◆ Web page and app entries ◆
------------------------------
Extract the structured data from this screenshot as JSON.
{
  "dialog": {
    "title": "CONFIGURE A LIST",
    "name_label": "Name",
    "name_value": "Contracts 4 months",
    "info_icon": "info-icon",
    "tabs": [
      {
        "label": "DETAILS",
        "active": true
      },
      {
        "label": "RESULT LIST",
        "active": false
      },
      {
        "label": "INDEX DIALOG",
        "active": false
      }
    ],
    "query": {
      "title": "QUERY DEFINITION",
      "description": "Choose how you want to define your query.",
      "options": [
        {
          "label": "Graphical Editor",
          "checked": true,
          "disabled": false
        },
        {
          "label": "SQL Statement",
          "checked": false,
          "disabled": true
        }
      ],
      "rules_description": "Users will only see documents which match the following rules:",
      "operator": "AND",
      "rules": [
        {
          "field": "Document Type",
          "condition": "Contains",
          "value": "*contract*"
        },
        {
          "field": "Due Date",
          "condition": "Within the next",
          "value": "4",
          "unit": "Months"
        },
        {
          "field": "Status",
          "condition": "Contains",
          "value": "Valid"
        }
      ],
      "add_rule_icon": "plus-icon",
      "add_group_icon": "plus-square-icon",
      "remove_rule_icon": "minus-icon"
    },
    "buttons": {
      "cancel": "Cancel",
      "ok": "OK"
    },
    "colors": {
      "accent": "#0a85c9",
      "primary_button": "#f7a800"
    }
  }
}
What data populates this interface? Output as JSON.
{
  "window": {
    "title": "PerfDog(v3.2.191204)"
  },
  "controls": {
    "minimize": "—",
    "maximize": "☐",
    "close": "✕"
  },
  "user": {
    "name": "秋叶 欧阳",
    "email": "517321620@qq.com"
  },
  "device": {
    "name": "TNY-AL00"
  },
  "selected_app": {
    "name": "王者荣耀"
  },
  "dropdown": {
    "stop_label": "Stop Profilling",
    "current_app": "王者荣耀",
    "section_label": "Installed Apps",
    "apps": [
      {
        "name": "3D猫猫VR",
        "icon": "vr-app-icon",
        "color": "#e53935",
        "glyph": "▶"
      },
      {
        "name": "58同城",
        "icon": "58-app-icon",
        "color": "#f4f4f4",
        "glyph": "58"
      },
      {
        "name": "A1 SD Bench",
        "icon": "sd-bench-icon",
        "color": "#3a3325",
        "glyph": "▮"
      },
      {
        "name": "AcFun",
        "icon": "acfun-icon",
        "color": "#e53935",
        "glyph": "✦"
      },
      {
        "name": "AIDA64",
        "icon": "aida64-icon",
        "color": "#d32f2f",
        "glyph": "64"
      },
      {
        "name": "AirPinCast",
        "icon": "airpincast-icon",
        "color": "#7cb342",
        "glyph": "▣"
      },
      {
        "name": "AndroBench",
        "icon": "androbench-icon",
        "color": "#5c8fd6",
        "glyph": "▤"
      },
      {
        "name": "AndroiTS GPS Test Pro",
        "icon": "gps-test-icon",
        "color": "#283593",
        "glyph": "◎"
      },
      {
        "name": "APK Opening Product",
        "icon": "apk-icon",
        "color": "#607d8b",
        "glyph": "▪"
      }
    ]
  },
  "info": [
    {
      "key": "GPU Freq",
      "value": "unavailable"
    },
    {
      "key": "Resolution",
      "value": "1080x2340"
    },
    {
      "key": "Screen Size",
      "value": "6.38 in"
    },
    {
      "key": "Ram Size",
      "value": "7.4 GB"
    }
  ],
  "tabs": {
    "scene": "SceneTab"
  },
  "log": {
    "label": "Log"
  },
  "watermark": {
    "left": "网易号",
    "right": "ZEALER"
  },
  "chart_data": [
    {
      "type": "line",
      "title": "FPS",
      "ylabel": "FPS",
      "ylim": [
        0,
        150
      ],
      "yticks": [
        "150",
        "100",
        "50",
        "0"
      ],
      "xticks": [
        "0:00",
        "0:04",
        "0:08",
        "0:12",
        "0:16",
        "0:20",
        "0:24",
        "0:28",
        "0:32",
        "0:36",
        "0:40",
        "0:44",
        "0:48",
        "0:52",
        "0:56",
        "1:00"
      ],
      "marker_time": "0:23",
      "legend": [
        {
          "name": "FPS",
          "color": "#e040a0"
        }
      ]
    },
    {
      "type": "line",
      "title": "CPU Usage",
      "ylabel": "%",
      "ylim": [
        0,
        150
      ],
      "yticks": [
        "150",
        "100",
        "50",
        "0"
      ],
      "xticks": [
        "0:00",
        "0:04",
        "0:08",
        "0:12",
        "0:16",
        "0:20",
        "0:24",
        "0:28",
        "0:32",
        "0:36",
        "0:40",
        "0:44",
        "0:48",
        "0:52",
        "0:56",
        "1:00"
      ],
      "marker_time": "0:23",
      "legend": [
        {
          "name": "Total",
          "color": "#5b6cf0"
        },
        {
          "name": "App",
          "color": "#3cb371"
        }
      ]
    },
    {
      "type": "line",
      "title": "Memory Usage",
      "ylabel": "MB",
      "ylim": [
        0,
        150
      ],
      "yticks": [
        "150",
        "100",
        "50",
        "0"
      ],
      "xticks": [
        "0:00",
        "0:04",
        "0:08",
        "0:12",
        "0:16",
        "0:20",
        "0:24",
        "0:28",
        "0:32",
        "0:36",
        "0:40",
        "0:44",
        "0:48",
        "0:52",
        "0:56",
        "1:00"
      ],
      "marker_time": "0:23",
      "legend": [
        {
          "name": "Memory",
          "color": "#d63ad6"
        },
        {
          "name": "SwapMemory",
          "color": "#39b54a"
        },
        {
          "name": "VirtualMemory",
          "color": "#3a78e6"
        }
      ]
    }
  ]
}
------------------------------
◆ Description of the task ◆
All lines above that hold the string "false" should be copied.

◆ Answer box ◆
        "active": false
        "active": false
          "disabled": false
          "checked": false,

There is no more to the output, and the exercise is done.